Inter-American Women's Soccer Exchange
Phase 2: June 19-July 2, 2013
Hanover, NH and Boston, MA
Soccer Without Borders (“SWB”) is again teaming up with the U.S. Department of State’s Bureau of Educational and Cultural Affairs (“ECA”) SportsUnited Division for the Inter-American Women’s Soccer Exchange (“Exchange”). The Exchange is perhaps the most comprehensive effort by the U.S. to support the growth of girls' and women's soccer in Nicaragua. Phase one was completed in February; phase two will take place in Boston, MA and Hanover, NH from June 19-July 1, 2013. Read on for details of phase two of the Exchange, as well as a complete list of participants' bios! You can also read the official Press Release here.
In partnership with Soccer Without Borders Boston and with the support of the U.S. Embassy of Managua, phase two of the Exchange kicks off on June 19th in Boston, MA. The Exchange brings a selected group of 10 Nicaraguan coaches and program leaders from the cities of Granada and Managua to New England for a 10-day training and cultural immersion.

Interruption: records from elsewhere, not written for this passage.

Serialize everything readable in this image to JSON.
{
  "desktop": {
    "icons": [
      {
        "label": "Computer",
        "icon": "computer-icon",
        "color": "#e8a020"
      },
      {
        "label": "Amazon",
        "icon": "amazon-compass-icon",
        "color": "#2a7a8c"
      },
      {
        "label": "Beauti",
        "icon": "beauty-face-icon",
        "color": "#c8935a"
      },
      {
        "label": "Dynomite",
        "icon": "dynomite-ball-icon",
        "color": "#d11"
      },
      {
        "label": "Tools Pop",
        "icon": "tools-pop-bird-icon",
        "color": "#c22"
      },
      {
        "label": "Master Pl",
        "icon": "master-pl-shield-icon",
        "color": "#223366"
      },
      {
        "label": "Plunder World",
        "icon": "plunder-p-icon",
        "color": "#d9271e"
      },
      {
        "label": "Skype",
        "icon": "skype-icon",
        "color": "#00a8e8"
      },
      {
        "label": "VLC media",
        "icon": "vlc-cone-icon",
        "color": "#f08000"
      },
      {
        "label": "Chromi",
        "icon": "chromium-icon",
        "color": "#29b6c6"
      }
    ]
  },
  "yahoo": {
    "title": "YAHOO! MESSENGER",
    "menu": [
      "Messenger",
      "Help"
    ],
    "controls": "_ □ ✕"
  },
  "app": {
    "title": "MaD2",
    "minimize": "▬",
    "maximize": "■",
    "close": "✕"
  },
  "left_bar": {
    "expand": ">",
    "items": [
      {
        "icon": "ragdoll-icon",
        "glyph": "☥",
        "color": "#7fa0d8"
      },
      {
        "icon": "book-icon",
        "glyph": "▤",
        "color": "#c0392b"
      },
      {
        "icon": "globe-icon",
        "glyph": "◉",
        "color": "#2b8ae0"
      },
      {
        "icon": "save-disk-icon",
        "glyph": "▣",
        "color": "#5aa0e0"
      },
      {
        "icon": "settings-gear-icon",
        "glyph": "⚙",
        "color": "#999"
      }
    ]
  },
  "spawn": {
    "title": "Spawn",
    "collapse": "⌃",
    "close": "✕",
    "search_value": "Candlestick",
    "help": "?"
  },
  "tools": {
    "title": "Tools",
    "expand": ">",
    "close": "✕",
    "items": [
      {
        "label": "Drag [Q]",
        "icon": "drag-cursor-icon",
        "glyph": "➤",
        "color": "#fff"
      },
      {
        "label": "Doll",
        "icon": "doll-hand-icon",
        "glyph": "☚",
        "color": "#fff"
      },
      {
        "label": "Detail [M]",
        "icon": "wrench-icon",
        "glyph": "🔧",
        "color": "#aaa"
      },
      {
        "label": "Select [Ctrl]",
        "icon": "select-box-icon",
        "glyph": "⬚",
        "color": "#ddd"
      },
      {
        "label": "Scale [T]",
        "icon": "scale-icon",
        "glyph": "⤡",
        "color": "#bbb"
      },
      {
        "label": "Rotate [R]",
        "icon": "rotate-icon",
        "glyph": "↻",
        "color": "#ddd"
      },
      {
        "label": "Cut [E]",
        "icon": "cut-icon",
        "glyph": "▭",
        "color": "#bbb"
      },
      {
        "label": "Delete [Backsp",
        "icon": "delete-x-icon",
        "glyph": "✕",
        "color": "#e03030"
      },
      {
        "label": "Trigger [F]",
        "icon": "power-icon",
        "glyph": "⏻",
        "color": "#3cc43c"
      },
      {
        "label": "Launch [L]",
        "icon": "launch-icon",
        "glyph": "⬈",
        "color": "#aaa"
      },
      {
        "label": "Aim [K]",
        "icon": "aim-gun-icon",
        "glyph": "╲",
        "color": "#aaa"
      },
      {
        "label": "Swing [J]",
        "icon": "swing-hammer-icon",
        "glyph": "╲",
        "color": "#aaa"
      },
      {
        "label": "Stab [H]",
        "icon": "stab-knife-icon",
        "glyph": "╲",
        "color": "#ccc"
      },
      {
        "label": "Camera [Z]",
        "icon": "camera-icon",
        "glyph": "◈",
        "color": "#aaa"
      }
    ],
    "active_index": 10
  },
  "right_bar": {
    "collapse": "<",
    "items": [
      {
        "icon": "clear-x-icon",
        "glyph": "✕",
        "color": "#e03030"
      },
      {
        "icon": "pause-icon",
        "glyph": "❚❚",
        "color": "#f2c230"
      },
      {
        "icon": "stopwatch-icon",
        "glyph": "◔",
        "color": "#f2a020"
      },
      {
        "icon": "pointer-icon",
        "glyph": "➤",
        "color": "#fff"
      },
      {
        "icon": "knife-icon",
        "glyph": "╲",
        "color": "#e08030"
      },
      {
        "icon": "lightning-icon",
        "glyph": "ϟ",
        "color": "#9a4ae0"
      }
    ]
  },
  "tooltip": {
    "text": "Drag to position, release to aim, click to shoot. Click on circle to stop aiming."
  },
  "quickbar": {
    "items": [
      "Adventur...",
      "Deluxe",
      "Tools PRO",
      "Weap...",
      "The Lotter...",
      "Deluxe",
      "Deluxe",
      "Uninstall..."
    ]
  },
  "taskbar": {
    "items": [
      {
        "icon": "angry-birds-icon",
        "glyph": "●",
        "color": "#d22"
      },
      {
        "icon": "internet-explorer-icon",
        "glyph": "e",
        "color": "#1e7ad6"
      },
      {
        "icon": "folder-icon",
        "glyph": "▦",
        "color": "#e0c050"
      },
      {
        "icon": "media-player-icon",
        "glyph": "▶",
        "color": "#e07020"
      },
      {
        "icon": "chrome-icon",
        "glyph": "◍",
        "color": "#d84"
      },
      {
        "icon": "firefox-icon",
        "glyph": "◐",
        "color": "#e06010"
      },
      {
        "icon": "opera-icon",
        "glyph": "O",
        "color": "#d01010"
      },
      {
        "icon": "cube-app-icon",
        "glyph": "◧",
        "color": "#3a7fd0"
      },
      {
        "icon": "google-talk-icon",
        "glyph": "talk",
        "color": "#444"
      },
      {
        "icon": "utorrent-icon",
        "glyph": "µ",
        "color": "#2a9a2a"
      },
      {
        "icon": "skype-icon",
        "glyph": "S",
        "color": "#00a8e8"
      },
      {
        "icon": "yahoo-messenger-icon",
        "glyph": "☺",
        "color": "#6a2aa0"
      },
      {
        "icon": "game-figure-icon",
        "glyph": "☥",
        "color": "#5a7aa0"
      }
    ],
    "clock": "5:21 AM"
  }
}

Hailing from all levels of Nicaraguan girls' and women's soccer, the group includes representatives from the Department of Education, SWB Nicaragua, FENIFUT, and the Nicaraguan Women’s National Team.
This phase will expose the Nicaraguan coaches to multiple aspects of American culture and sports infrastructure including the American university system and collegiate sports at Dartmouth College, recreational youth sports at camps run by Challenger Sports and MTW Coast Soccer, a sports-based youth development program at SWB Boston, and professional women’s soccer at a Boston Breakers practice and game. Throughout their time in the US, participants will learn key skills in facilitation, coaching, technology, and program design. They will also design an action plan and position statement to take home, implementing their ideas to expand and strengthen their local organizations and promote the growth of girls’ soccer in Nicaragua.
Veronica Balladares Gonzalez, Granada. Soccer Without Borders Nicaragua
Estefan Bolaños, Granada. Soccer Without Borders Nicaragua
Jennyfer Canales Ortega, Managua. Nicaraguan Women's National Team
Hassell Chavez Bustamente, Granada. Soccer Without Borders Nicaragua
Eden Guadamuz Galeano, Granada. Soccer Without Borders Nicaragua
Dalila López Sánchez, Managua. FENIFUT
Mario López Mejía, Managua. Salvador Mendieta School
Cesar Morales Rivera, Granada. Soccer Without Borders Nicaragua
Helen Ramirez Montiel, Granada. Soccer Without Borders Nicaragua
Ninoska Solis Quintana, Managua. Nicaraguan Women's National Team
To date, Nicaraguan girls’ participation in soccer remains underwhelming compared to their male peers, with economic and cultural barriers consistently thwarting strides made in the direction of a more supported National Team, consistent playing opportunities, proper coaching and equipment, and a safe space to play.
During the five years that Soccer Without Borders has worked in Nicaragua, the growth of girls’ sports has been steady but slow, with still just one division of a Women’s National League compared to four on the men’s side. Locally in Granada, a girls' youth division has yet to develop in the ever-expanding Granada recreational league. With boys’ divisions from under-13 to multiple divisions for men, girls’ teams are forced to choose between the single division of the women's league, or enter youth divisions on the boys’ side. Last year's women's league had just three teams, two of which were entered by SWB. School-based teams are virtually non-existent. No law similar to Title IX in the US exists in Nicaragua, so limited resources for sport and other extra-curriculars are easily divided unequally.
More about the Bureau of Educational and Cultural Affairs’ SportsUnited Division: The Bureau of Educational and Cultural Affairs’ SportsUnited Division leads the U.S. Department of State’s international exchange efforts to bring the global community together through sports. Under its International Sports Programming Initiative, public and private U.S. based non-profit organizations may submit proposals to address one of four themes: Youth Sports Engagement, Sport for Social Change, Sport and Disability, and Sport and Health. Since 2002, the division has awarded 86 grants to U.S. non-profits to conduct programs in 57 countries around the world.